Case Western Reserve University's independent student news source

The Observer

Case Western Reserve University's independent student news source

The Observer

Case Western Reserve University's independent student news source

The Observer

Sign up for our weekly newsletter!
Our Most Recent Issue!

A move for a happier burger

Beginning Sept. 1, Bon Appétit Management Company, Case Western Reserve University’s campus food service, will be striving for a happier burger. The idea is to use ground beef and poultry that have been obtained humanely and without antibiotics and artificial hormones.

The company wants to make sure as much of its meat adheres to the strict regulations of at least one of four groups, including the Humane Farm Animal Care, the Animal Welfare Approved, the Food Alliance, and the Global Animal Partnership. These groups promote animal care standards by handling the certification and labeling of poultry, dairy, and eggs.

The bold move makes Bon Appétit a pioneer in an industry that frequently does not take note of animal cruelty in food production.

In an effort to purchase from a better food source in the future, Bon Appétit will be getting their meat from a Colorado-based company called Meyer Natural Angus, a producer of hormone- and antibiotic-free poultry. The company has confirmed that HFAC has certified its meats to the new standards.

One of HFAC’s regulations requires that the lives of the cows must be traced from birth to slaughter. This is usually done electronically, using tracking software. In addition, the group also requires random searches of the farms.
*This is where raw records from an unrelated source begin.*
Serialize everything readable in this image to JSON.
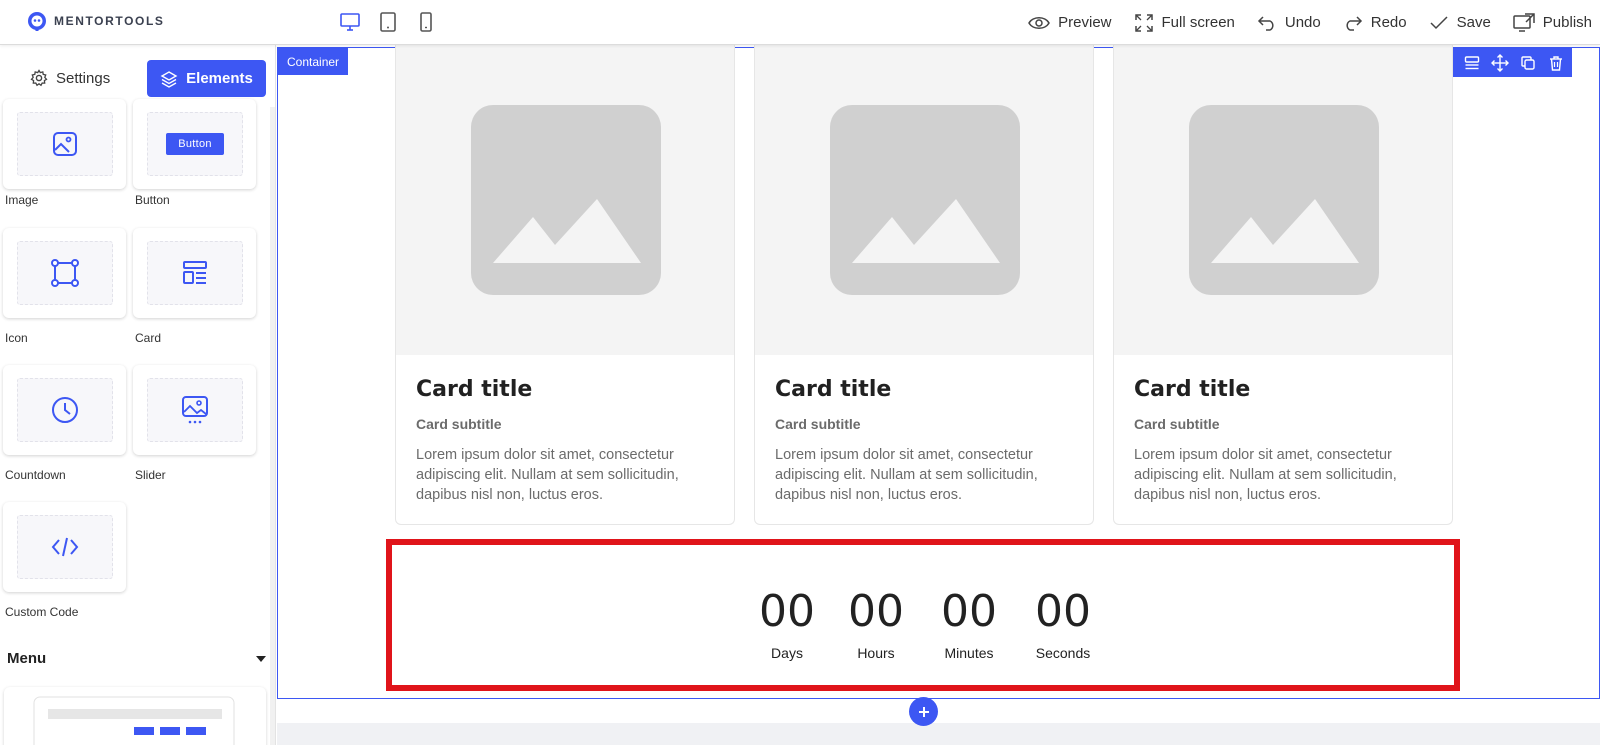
{
  "app": {
    "logo_text": "MENTORTOOLS"
  },
  "devices": [
    "desktop",
    "tablet",
    "mobile"
  ],
  "actions": {
    "preview": "Preview",
    "fullscreen": "Full screen",
    "undo": "Undo",
    "redo": "Redo",
    "save": "Save",
    "publish": "Publish"
  },
  "sidebar": {
    "tabs": {
      "settings": "Settings",
      "elements": "Elements"
    },
    "elements": [
      {
        "label": "Image",
        "icon": "image-icon"
      },
      {
        "label": "Button",
        "icon": "button-sample",
        "sample_text": "Button"
      },
      {
        "label": "Icon",
        "icon": "vector-square-icon"
      },
      {
        "label": "Card",
        "icon": "card-layout-icon"
      },
      {
        "label": "Countdown",
        "icon": "clock-icon"
      },
      {
        "label": "Slider",
        "icon": "slider-image-icon"
      },
      {
        "label": "Custom Code",
        "icon": "code-icon"
      }
    ],
    "menu_section": {
      "title": "Menu"
    }
  },
  "canvas": {
    "container_tag": "Container",
    "cards": [
      {
        "title": "Card title",
        "subtitle": "Card subtitle",
        "text": "Lorem ipsum dolor sit amet, consectetur adipiscing elit. Nullam at sem sollicitudin, dapibus nisl non, luctus eros."
      },
      {
        "title": "Card title",
        "subtitle": "Card subtitle",
        "text": "Lorem ipsum dolor sit amet, consectetur adipiscing elit. Nullam at sem sollicitudin, dapibus nisl non, luctus eros."
      },
      {
        "title": "Card title",
        "subtitle": "Card subtitle",
        "text": "Lorem ipsum dolor sit amet, consectetur adipiscing elit. Nullam at sem sollicitudin, dapibus nisl non, luctus eros."
      }
    ],
    "countdown": {
      "units": [
        {
          "value": "00",
          "label": "Days"
        },
        {
          "value": "00",
          "label": "Hours"
        },
        {
          "value": "00",
          "label": "Minutes"
        },
        {
          "value": "00",
          "label": "Seconds"
        }
      ]
    }
  },
  "colors": {
    "accent": "#3d57f3",
    "highlight": "#e0141a",
    "placeholder_bg": "#f4f4f4",
    "placeholder_icon": "#d0d0d0"
  }
}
In fact, HFAC sporadically conducts inspections on the Meyer farms.

Bon Appétit has been advocating for a more humane meat supply and has set an ambitious goal to completely change its meat source by 2015. It has set this goal for all of its cafés, which are scattered across 32 states, including the CWRU dining halls.
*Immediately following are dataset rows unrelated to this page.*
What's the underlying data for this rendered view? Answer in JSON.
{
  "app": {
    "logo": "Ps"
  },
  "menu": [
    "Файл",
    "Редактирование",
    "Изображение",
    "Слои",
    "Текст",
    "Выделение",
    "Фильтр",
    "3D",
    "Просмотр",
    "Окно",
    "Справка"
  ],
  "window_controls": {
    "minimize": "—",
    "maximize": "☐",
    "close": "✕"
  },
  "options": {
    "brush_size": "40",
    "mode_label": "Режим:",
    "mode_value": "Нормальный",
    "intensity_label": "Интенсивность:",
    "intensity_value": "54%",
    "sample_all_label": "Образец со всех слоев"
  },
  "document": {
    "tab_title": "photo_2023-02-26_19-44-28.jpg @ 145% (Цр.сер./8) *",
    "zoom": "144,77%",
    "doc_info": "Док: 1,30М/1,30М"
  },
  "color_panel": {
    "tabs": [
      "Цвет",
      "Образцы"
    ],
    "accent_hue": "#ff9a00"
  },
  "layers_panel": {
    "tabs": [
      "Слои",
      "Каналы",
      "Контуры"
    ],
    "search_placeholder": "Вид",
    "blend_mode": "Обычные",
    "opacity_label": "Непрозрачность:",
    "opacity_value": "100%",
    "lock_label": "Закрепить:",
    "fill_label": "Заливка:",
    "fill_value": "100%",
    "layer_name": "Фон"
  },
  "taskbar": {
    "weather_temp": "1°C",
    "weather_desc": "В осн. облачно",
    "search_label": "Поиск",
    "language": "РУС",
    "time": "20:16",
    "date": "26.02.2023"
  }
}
Freshman Anjana Rao said, “I do not actually eat any beef, but I strongly support the initiative to maintain the well-being of cows.”

“It is nice to know that our university cares enough to support the company in doing the right thing,” he continued.

The company has already taken steps to make this goal a reality. They already have more than 400,000 pounds of meat that have been approved by one of the four groups. Now, since the certification is no longer optional, 800,000 more pounds of meat will also be approved.

The purpose of making this change is to endorse humane animal farming, with the overall goal that farmers strive to create a more humane industry.

View Comments (1)

Comments (1)

In an effort to promote dialogue and the sharing of ideas, The Observer encourages members of the university community to respectfully voice their comments below. Comments that fail to meet the standards of respect and mutual tolerance will be removed as necessary.
All The Observer Picks Reader Picks Sort: Newest

Your email address will not be published. Required fields are marked *

  • Tansy ParmarSep 8, 2012 at 1:25 pm

    Very interesting article. It’s good to hear the university is making efforts to promote humane practices with animals.